We were so excited by the concept that we forged ahead - even though we don't have a real good idea of what we're doing.  But sometimes in life you just have to jump right in, trust the process and learn as you go.

Our goal in this series is to offer up bite sized pieces of consisting of your float stories.  You'll find mini-interviews, pieces of conversation and readings from the community float journal mixed up and served with love. 


My Olympic Journey to “Relaxed Chaos”

Written by Megan Henry

I had heard of floating while I was out training in Park City, Utah preparing for a skeleton race during USA Skeleton Team Trials as an athlete for the Army. Skeleton, it’s that crazy winter sport where you go head first down an icy chute on a lunch tray…a really expensive lunch tray. A massage therapist was telling me about a sensory deprivation chamber in Orem, UT. It was a bit far for me to go during the races, but I made a mental note to look it up when I returned home in the off-season to see what I could find. I was elated to find iFloat and read the benefits on the site and spent months eager to try floating and add it to compliment my growing repertoire of healing and recovery methods. Plus, who doesn’t like giant Epsom salt baths? Bonus points for muscle recovery, right?

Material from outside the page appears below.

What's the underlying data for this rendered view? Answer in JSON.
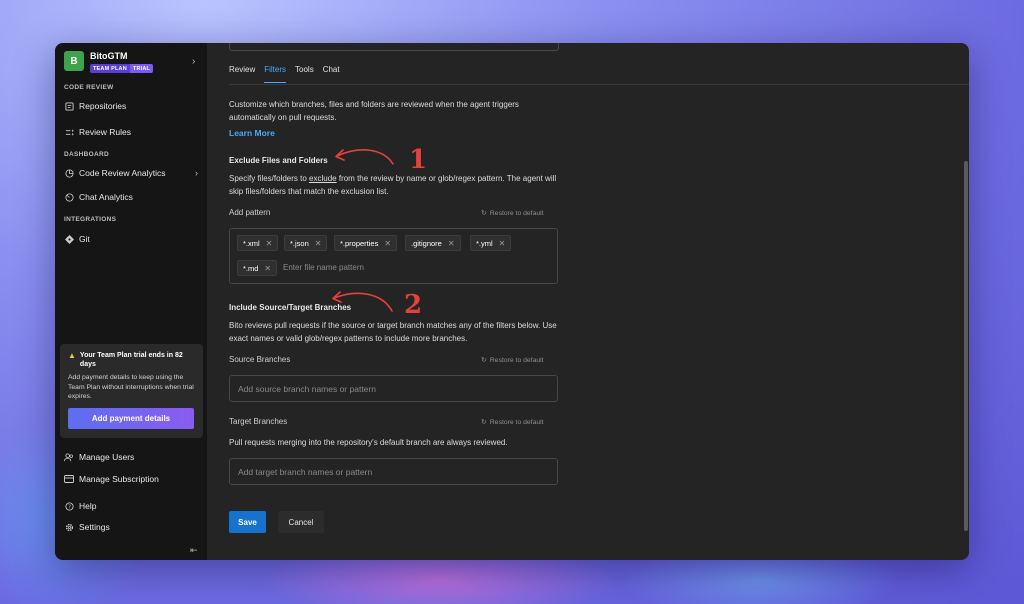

As you can imagine, going headfirst at speeds up to 80mph and traveling every week for 6 months can get a little crazy. I love it, don’t get me wrong, but it can get hectic. I have been an athlete most of my life, but skeleton is by far the most mentally demanding and challenging sport I have ever taken part in. I had started to use meditation as part of my mental routine to help me relax. I wouldn’t consider myself an overly stressed person, but I think relaxation is necessary for everyone regardless of what you do. Skeleton, in particular, requires you to be in what some call “relaxed chaos.” If you want to be successful, you have to be capable of being relaxed while going up to 80mph in curves up to 5G’s of pressure. Any sort of outside stress, anxiety, self-doubt or tension will creep into your sliding and show up on the time sheets. Maybe you won’t see it physically, but believe me, it shows in your times – even if you have a stellar run.

Floating for the first time was the ultimate meditation session. It allowed me to feel like I was floating in space (gee, wonder why it’s called floating?) and it was the first time I have ever felt like I left the planet. You know when you want some me time, but someone always comes to your thinking-spot-of-solitude? It’s not happening here. Floating allowed me to have moments of self-reflection and come to epiphanies I may not have come to without all the other external distractions we sometimes let take our focus. Even during meditation, there is still the sense of touch or external noises. This session allowed me to take leaps of personal growth – like my brain was my own personal psychiatrist…it just needed to be given the opportunity to uncover some mental gems. This part for me was truly rewarding.